▸ **Aim of the task**
Would you return the complete listing below word for word?

────────────────

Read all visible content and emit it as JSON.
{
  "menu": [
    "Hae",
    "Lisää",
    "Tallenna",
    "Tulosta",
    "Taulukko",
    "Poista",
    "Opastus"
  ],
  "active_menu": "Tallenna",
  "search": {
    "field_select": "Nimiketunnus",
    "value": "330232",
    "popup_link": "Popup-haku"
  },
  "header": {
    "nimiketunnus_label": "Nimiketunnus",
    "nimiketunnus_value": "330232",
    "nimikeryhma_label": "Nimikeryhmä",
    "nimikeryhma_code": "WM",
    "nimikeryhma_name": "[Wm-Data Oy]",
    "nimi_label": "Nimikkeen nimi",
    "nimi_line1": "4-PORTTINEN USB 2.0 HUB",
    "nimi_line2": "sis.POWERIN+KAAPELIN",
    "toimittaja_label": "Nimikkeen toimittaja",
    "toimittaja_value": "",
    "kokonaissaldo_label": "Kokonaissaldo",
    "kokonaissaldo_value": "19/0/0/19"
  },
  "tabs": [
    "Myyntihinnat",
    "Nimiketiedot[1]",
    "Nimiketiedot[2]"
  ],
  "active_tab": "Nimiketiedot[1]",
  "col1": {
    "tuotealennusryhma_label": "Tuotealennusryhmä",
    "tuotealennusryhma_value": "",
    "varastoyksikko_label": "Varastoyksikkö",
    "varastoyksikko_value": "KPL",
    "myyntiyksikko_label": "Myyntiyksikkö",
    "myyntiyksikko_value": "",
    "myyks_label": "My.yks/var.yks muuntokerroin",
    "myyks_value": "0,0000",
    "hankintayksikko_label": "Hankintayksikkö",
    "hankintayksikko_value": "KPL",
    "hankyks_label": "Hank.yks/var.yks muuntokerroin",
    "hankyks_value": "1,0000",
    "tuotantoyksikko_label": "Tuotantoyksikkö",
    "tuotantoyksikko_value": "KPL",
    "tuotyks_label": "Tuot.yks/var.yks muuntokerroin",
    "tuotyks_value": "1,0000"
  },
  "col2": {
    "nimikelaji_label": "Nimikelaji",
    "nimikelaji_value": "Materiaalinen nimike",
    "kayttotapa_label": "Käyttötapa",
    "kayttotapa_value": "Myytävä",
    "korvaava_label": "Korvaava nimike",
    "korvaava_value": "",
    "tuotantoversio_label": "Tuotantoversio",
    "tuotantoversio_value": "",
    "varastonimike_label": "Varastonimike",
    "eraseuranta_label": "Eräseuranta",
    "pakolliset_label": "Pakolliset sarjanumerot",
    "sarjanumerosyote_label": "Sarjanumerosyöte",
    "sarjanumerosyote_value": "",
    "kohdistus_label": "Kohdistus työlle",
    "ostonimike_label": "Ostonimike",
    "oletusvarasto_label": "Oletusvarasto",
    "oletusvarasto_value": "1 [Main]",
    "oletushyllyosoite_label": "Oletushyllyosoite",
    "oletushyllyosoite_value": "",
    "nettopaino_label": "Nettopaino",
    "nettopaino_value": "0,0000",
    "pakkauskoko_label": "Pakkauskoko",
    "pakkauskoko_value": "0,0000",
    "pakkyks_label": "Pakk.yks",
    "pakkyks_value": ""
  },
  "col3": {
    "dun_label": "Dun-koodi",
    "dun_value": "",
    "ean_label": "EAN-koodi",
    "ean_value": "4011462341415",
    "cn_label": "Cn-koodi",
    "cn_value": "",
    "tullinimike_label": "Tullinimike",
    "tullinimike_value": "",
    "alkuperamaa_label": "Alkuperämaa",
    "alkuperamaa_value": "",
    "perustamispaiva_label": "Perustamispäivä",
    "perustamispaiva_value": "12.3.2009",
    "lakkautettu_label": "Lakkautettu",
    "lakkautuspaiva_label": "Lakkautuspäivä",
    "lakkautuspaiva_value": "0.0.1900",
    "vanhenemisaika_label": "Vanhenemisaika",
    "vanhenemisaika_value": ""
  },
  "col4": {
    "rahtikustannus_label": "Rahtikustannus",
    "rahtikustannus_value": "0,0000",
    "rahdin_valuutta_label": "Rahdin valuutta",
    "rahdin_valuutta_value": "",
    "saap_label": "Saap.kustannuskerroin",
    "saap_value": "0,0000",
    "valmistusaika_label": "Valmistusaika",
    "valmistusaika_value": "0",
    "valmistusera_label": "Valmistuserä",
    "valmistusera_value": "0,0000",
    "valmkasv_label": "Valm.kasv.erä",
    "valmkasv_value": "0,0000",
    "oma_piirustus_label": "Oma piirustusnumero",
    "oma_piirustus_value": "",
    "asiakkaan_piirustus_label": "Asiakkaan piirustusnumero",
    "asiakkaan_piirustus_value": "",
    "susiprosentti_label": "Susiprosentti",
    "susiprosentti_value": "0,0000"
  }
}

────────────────

▸ **Result of the exercise**
Read all visible content and emit it as JSON.
{
  "menu": [
    "Hae",
    "Lisää",
    "Tallenna",
    "Tulosta",
    "Taulukko",
    "Poista",
    "Opastus"
  ],
  "active_menu": "Tallenna",
  "search": {
    "field_select": "Nimiketunnus",
    "value": "330232",
    "popup_link": "Popup-haku"
  },
  "header": {
    "nimiketunnus_label": "Nimiketunnus",
    "nimiketunnus_value": "330232",
    "nimikeryhma_label": "Nimikeryhmä",
    "nimikeryhma_code": "WM",
    "nimikeryhma_name": "[Wm-Data Oy]",
    "nimi_label": "Nimikkeen nimi",
    "nimi_line1": "4-PORTTINEN USB 2.0 HUB",
    "nimi_line2": "sis.POWERIN+KAAPELIN",
    "toimittaja_label": "Nimikkeen toimittaja",
    "toimittaja_value": "",
    "kokonaissaldo_label": "Kokonaissaldo",
    "kokonaissaldo_value": "19/0/0/19"
  },
  "tabs": [
    "Myyntihinnat",
    "Nimiketiedot[1]",
    "Nimiketiedot[2]"
  ],
  "active_tab": "Nimiketiedot[1]",
  "col1": {
    "tuotealennusryhma_label": "Tuotealennusryhmä",
    "tuotealennusryhma_value": "",
    "varastoyksikko_label": "Varastoyksikkö",
    "varastoyksikko_value": "KPL",
    "myyntiyksikko_label": "Myyntiyksikkö",
    "myyntiyksikko_value": "",
    "myyks_label": "My.yks/var.yks muuntokerroin",
    "myyks_value": "0,0000",
    "hankintayksikko_label": "Hankintayksikkö",
    "hankintayksikko_value": "KPL",
    "hankyks_label": "Hank.yks/var.yks muuntokerroin",
    "hankyks_value": "1,0000",
    "tuotantoyksikko_label": "Tuotantoyksikkö",
    "tuotantoyksikko_value": "KPL",
    "tuotyks_label": "Tuot.yks/var.yks muuntokerroin",
    "tuotyks_value": "1,0000"
  },
  "col2": {
    "nimikelaji_label": "Nimikelaji",
    "nimikelaji_value": "Materiaalinen nimike",
    "kayttotapa_label": "Käyttötapa",
    "kayttotapa_value": "Myytävä",
    "korvaava_label": "Korvaava nimike",
    "korvaava_value": "",
    "tuotantoversio_label": "Tuotantoversio",
    "tuotantoversio_value": "",
    "varastonimike_label": "Varastonimike",
    "eraseuranta_label": "Eräseuranta",
    "pakolliset_label": "Pakolliset sarjanumerot",
    "sarjanumerosyote_label": "Sarjanumerosyöte",
    "sarjanumerosyote_value": "",
    "kohdistus_label": "Kohdistus työlle",
    "ostonimike_label": "Ostonimike",
    "oletusvarasto_label": "Oletusvarasto",
    "oletusvarasto_value": "1 [Main]",
    "oletushyllyosoite_label": "Oletushyllyosoite",
    "oletushyllyosoite_value": "",
    "nettopaino_label": "Nettopaino",
    "nettopaino_value": "0,0000",
    "pakkauskoko_label": "Pakkauskoko",
    "pakkauskoko_value": "0,0000",
    "pakkyks_label": "Pakk.yks",
    "pakkyks_value": ""
  },
  "col3": {
    "dun_label": "Dun-koodi",
    "dun_value": "",
    "ean_label": "EAN-koodi",
    "ean_value": "4011462341415",
    "cn_label": "Cn-koodi",
    "cn_value": "",
    "tullinimike_label": "Tullinimike",
    "tullinimike_value": "",
    "alkuperamaa_label": "Alkuperämaa",
    "alkuperamaa_value": "",
    "perustamispaiva_label": "Perustamispäivä",
    "perustamispaiva_value": "12.3.2009",
    "lakkautettu_label": "Lakkautettu",
    "lakkautuspaiva_label": "Lakkautuspäivä",
    "lakkautuspaiva_value": "0.0.1900",
    "vanhenemisaika_label": "Vanhenemisaika",
    "vanhenemisaika_value": ""
  },
  "col4": {
    "rahtikustannus_label": "Rahtikustannus",
    "rahtikustannus_value": "0,0000",
    "rahdin_valuutta_label": "Rahdin valuutta",
    "rahdin_valuutta_value": "",
    "saap_label": "Saap.kustannuskerroin",
    "saap_value": "0,0000",
    "valmistusaika_label": "Valmistusaika",
    "valmistusaika_value": "0",
    "valmistusera_label": "Valmistuserä",
    "valmistusera_value": "0,0000",
    "valmkasv_label": "Valm.kasv.erä",
    "valmkasv_value": "0,0000",
    "oma_piirustus_label": "Oma piirustusnumero",
    "oma_piirustus_value": "",
    "asiakkaan_piirustus_label": "Asiakkaan piirustusnumero",
    "asiakkaan_piirustus_value": "",
    "susiprosentti_label": "Susiprosentti",
    "susiprosentti_value": "0,0000"
  }
}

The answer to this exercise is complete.